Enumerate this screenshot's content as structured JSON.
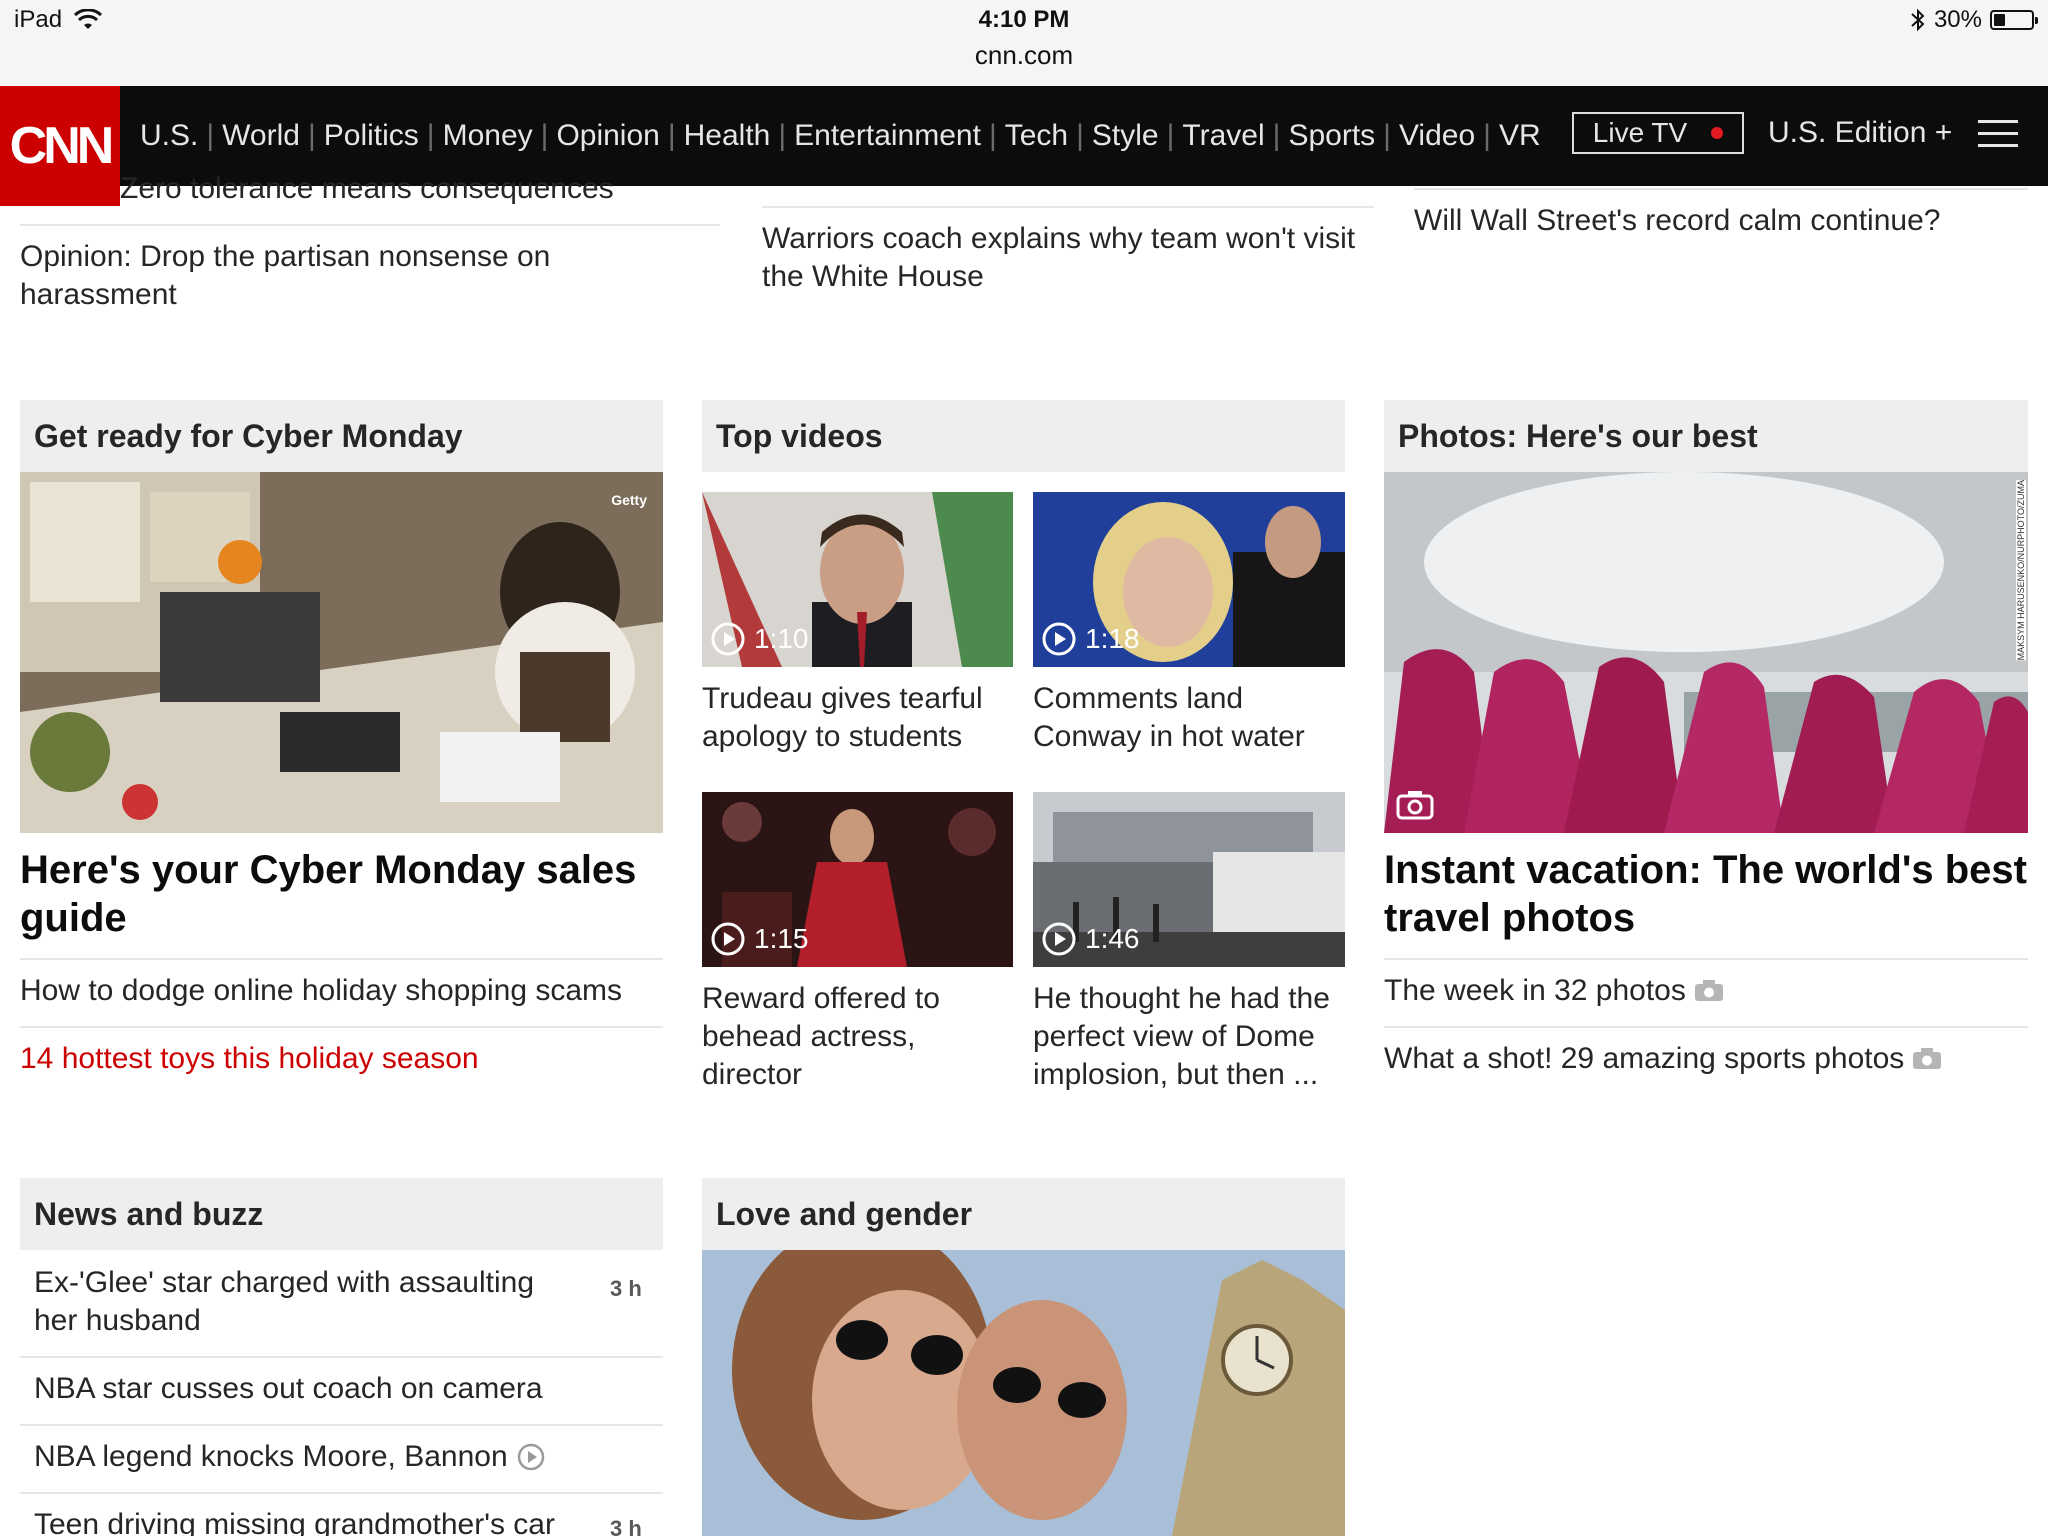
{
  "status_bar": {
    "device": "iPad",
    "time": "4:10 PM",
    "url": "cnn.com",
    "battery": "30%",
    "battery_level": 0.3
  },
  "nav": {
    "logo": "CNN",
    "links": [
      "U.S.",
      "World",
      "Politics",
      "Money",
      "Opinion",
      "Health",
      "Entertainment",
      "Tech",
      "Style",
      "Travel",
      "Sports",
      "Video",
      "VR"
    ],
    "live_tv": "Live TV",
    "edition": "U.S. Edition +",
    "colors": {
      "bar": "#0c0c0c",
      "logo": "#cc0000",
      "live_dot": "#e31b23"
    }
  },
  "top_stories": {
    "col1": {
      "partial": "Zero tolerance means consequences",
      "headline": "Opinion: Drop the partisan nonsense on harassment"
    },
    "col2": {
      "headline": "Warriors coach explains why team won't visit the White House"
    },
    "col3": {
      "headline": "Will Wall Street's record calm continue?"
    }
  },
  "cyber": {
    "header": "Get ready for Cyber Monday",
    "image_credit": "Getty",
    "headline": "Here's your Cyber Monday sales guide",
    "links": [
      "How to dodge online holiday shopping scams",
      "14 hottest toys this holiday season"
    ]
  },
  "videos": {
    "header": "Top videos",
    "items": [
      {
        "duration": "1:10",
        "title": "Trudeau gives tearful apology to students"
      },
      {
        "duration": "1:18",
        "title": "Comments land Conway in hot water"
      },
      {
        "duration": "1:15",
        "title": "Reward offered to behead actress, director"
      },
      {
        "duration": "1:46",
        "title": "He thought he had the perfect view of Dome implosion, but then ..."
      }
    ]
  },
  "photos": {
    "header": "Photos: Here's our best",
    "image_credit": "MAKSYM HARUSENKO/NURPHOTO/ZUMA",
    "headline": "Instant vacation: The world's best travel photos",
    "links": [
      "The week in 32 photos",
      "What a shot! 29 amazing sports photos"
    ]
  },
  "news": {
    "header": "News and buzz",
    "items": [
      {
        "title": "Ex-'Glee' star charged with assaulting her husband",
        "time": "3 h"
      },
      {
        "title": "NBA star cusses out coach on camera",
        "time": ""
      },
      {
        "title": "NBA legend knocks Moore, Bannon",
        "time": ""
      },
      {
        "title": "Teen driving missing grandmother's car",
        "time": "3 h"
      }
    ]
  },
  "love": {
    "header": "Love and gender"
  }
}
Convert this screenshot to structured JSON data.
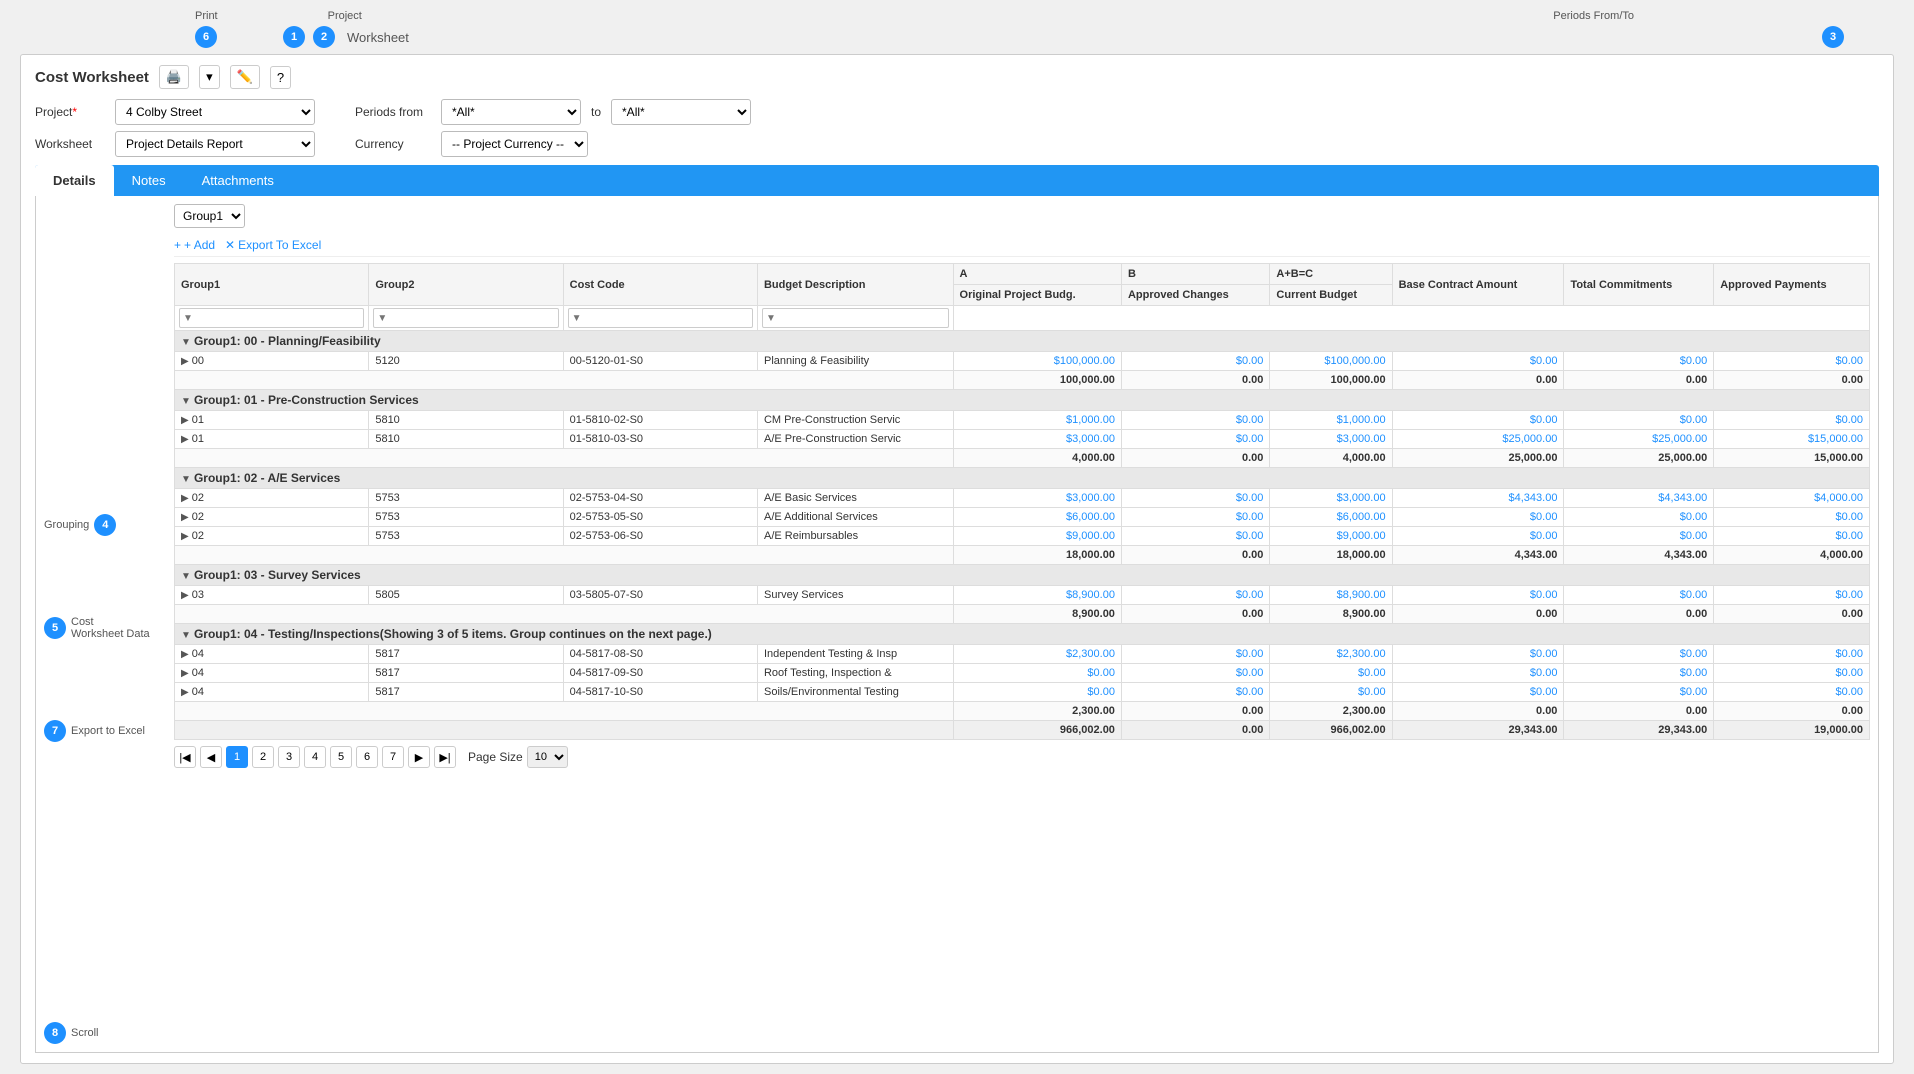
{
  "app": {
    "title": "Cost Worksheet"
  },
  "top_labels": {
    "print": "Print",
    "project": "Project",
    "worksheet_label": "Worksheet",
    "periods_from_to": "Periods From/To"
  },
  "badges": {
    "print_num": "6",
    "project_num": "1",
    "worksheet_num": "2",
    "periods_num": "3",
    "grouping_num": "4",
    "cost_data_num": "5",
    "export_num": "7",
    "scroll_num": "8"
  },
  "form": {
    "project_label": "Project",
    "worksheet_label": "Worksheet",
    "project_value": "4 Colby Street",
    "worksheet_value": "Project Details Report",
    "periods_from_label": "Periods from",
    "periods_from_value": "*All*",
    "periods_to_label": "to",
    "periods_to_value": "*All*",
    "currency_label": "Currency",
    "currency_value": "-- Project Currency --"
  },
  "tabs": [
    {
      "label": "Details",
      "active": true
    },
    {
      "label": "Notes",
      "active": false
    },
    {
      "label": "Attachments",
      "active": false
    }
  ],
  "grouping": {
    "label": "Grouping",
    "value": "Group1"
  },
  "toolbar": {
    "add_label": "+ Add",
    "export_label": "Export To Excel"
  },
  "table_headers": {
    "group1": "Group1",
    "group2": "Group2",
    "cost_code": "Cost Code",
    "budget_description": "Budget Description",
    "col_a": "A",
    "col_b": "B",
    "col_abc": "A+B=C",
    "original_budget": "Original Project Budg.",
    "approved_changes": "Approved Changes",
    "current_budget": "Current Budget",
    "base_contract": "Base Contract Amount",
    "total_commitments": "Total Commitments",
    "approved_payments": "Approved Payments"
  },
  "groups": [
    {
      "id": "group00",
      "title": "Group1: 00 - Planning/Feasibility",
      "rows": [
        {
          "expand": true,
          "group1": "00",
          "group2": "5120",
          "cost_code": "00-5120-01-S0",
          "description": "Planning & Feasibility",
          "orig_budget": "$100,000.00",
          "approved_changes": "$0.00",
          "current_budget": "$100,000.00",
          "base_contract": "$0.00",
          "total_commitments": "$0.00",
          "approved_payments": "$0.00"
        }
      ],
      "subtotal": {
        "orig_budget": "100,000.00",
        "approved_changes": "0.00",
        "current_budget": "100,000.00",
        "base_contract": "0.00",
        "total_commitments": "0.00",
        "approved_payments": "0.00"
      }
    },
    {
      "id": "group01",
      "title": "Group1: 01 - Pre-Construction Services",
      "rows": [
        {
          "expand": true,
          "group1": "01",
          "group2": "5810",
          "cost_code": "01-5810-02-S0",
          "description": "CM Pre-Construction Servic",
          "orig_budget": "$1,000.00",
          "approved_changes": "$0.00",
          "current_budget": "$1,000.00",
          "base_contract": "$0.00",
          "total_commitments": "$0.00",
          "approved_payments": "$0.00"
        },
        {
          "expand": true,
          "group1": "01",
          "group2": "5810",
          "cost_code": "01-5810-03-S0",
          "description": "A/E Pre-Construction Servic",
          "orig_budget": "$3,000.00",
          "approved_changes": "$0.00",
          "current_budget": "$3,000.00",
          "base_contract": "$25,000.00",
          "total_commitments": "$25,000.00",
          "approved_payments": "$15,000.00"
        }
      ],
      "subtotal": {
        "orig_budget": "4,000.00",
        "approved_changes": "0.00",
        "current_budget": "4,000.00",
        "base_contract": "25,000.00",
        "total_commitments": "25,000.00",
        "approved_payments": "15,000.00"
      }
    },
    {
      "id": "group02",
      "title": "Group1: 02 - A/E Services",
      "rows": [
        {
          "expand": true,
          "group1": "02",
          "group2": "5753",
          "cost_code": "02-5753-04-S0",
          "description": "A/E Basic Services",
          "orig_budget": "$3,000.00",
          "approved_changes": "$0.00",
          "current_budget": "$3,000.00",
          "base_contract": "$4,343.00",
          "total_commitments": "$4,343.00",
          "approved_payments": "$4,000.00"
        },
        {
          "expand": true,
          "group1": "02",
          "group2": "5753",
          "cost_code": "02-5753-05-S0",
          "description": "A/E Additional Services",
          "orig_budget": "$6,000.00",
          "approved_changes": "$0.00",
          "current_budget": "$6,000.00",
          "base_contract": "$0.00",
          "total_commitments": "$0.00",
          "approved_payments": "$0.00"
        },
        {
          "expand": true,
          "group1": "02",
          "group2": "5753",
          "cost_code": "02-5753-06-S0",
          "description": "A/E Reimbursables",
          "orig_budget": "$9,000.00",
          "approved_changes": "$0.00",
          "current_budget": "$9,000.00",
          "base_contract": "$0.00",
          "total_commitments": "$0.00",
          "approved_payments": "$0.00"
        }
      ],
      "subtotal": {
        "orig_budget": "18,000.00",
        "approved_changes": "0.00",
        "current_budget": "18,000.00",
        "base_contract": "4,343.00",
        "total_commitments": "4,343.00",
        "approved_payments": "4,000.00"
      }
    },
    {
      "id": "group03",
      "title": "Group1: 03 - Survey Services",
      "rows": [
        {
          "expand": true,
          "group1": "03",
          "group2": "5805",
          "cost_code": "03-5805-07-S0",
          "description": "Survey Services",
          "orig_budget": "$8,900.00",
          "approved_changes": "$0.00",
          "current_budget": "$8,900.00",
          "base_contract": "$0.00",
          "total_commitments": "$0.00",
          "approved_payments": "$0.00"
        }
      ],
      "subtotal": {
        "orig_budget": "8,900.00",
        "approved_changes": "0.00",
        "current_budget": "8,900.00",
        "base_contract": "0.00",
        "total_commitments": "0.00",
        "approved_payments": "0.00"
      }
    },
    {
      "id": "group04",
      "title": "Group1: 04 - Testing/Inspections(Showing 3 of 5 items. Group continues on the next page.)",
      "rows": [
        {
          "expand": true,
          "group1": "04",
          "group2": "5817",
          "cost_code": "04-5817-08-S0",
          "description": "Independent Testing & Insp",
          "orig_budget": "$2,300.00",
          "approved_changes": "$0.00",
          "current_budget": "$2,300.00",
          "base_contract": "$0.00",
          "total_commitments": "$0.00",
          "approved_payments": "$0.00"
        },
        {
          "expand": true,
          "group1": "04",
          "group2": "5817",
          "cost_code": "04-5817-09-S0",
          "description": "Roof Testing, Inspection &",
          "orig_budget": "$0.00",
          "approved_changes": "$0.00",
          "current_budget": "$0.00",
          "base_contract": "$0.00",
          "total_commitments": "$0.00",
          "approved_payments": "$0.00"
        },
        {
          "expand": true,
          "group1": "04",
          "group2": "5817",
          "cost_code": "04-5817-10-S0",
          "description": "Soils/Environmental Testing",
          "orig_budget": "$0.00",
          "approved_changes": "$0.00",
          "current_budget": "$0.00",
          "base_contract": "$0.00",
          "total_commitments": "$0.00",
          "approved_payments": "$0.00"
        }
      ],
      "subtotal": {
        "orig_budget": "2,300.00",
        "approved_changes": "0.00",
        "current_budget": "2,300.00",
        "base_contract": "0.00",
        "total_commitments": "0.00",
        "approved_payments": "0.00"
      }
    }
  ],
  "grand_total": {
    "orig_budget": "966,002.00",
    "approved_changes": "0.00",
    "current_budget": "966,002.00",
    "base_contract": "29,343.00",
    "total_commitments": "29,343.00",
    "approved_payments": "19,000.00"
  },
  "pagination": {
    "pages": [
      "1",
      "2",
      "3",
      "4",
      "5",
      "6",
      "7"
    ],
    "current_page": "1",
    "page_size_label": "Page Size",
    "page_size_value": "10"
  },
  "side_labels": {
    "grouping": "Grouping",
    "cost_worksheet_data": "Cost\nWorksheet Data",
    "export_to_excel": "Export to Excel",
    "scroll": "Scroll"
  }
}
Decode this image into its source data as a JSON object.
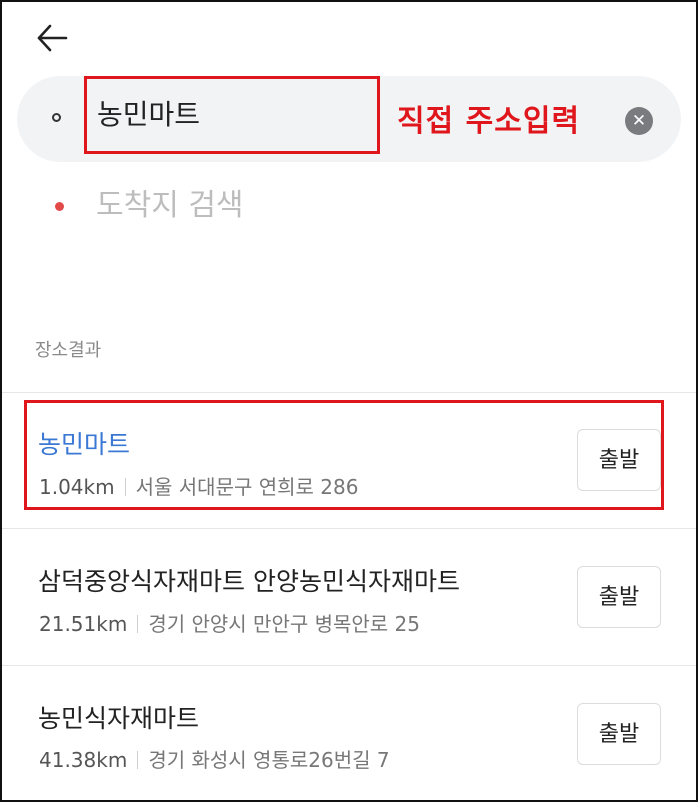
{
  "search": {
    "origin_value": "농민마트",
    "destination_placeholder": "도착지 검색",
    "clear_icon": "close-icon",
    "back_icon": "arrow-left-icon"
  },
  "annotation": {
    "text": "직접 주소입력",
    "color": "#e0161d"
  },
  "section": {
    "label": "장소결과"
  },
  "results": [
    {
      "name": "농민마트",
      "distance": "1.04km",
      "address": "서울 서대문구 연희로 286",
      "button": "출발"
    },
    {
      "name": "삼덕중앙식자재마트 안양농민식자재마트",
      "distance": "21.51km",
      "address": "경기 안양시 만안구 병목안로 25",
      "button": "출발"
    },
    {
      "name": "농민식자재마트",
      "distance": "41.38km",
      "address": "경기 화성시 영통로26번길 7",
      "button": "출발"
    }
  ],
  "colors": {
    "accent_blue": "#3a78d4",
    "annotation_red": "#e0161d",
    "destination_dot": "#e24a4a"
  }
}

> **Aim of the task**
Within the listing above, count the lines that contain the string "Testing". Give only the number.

> **Task solution**
4